(What is being asked):
Every line of the records below that holds the word "title" belongs in the answer.

(Material for the task):
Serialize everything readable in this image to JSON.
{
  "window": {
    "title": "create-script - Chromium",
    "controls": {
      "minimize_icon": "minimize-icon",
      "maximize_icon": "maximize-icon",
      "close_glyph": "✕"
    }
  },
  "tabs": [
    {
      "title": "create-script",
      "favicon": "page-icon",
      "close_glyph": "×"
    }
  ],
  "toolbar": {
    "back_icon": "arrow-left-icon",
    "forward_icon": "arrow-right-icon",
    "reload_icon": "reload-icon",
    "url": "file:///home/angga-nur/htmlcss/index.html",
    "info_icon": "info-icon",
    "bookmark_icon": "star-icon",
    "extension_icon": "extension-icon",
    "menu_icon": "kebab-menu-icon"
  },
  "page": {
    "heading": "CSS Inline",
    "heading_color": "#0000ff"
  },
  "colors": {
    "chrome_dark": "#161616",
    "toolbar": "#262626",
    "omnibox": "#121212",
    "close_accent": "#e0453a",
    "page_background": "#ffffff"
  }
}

(Answer box):
    "title": "create-script - Chromium",
      "title": "create-script",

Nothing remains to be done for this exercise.